May 6-12 is “Be Kind to Animals Week.” The American Humane Association came up with this idea in 1915 to celebrate the human-animal bond and, of course, encourage kindness toward animals. For many pet parents, this may seem repetitive – after all, we’re kind to animals every
week! However, it is a great reminder to be extra loving to animals, including those outside your own home.
The human-animal bond is certainly a special one. As we know, many pets today are viewed as members of the family. While they can sometimes do little things to annoy us, like chewing on our things or using the throw rug as a bathroom, the unconditional love we share with them is worth it. There is nothing like playing or snuggling with a beloved pet to erase the stress of a long day.

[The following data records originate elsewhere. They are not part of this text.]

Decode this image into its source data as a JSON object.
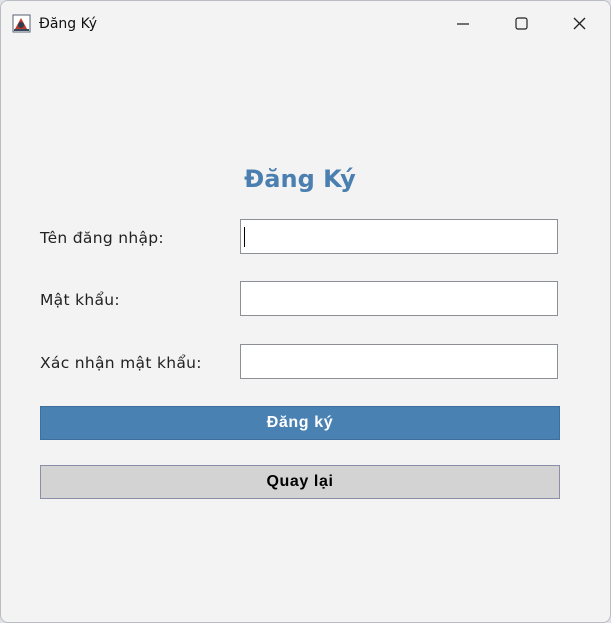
{
  "window": {
    "title": "Đăng Ký"
  },
  "form": {
    "heading": "Đăng Ký",
    "username_label": "Tên đăng nhập:",
    "username_value": "",
    "password_label": "Mật khẩu:",
    "password_value": "",
    "confirm_label": "Xác nhận mật khẩu:",
    "confirm_value": "",
    "register_button": "Đăng ký",
    "back_button": "Quay lại"
  },
  "colors": {
    "accent": "#4a7fb0",
    "primary_button": "#4981b3",
    "secondary_button": "#d3d3d3",
    "background": "#f3f3f4"
  },
  "icons": {
    "app": "java-app-icon",
    "minimize": "minimize-icon",
    "maximize": "maximize-icon",
    "close": "close-icon"
  }
}
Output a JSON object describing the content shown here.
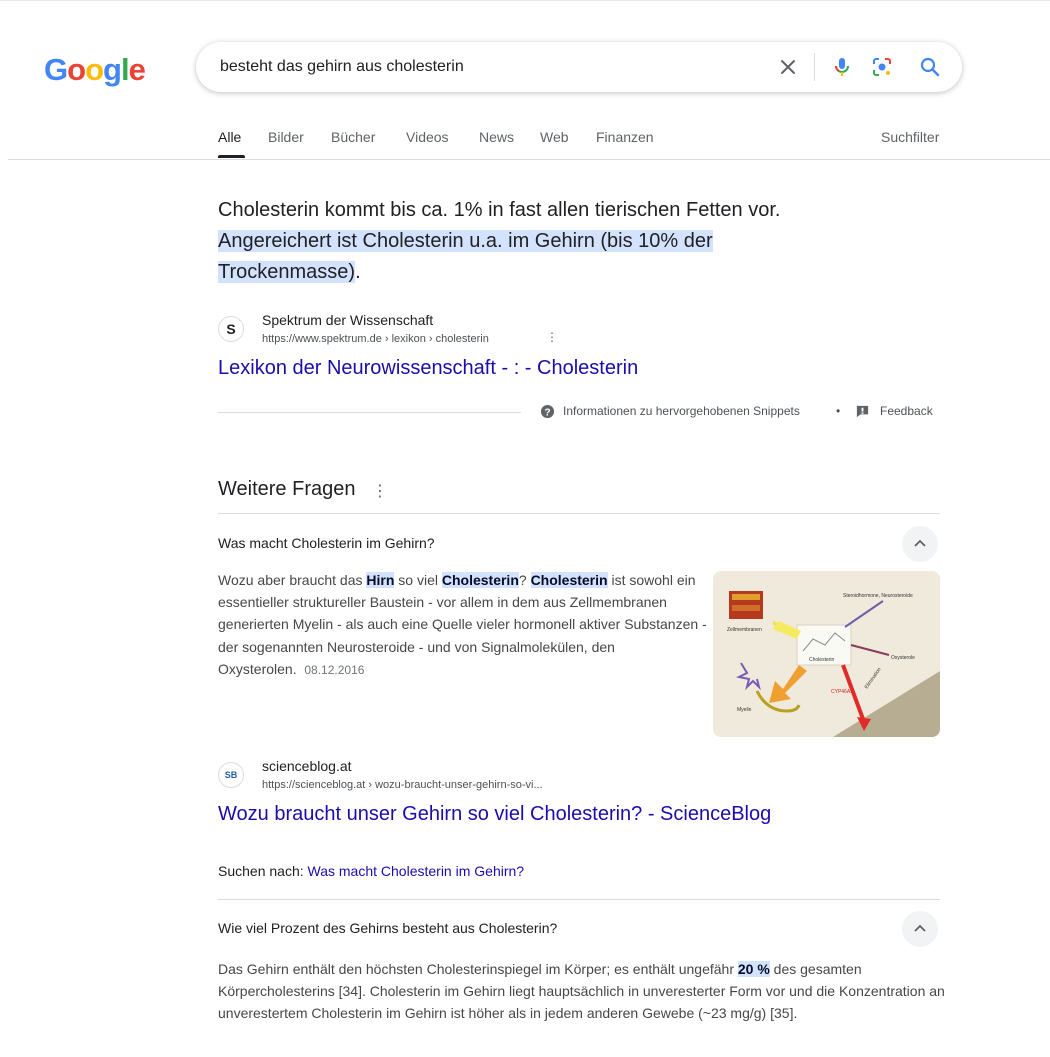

In honor of Be Kind to Animals Week, think about what you can do in your own life to encourage kindness toward animals. While obviously this applies to your own pets, be they dog, cat, horse, chicken or guinea pig, perhaps you can also use this week to help out needy animals in your community.
Here are a few ideas to help get you started:
- Be an advocate for your pets: They can’t speak for themselves, and they rely on you for their care. Keep up with regular wellness checkups, and don’t hesitate to mention even the smallest thing that might be out of whack with your pet. As vets, we know that you know your pet best!
- Be an advocate for other pets: Become informed about legislation that may have an impact on the animals in your community, including breed-specific legislation. These may affect your or your neighbors, so get involved and speak up!
- Report animal abuse: Anything you see that may be abuse of an animal should be addressed. If you suspect abuse is happening, contact your local humane society, animal control office or police office.
- Volunteer or donate to an animal shelter: Gather information about volunteering at your local shelter and see if your schedule might allow you to help out in person. If time is just too scarce, make a donation of another kind. Shelters can always use monetary donations, but check with them to see what else they need. Blankets, towels, litter, newspaper, toys and food are often much appreciated, too.
- Consider adopting a new family member: If it works for your family, this would be a great time to adopt another pet. So many pets have no family to call their own, and what greater kindness can you show than to provide a forever home to a pet in your local shelter? Just be sure that your whole family (four-legged members included!) is prepared before you bring home a new pet.
- Consider fostering a pet in need: If adoption is out of the question for your family right now, consider fostering a pet. By bringing a pet into your home as he waits for a forever home, you’ll not only help the pet but the shelter as well, by creating more space for other pets in need of good homes.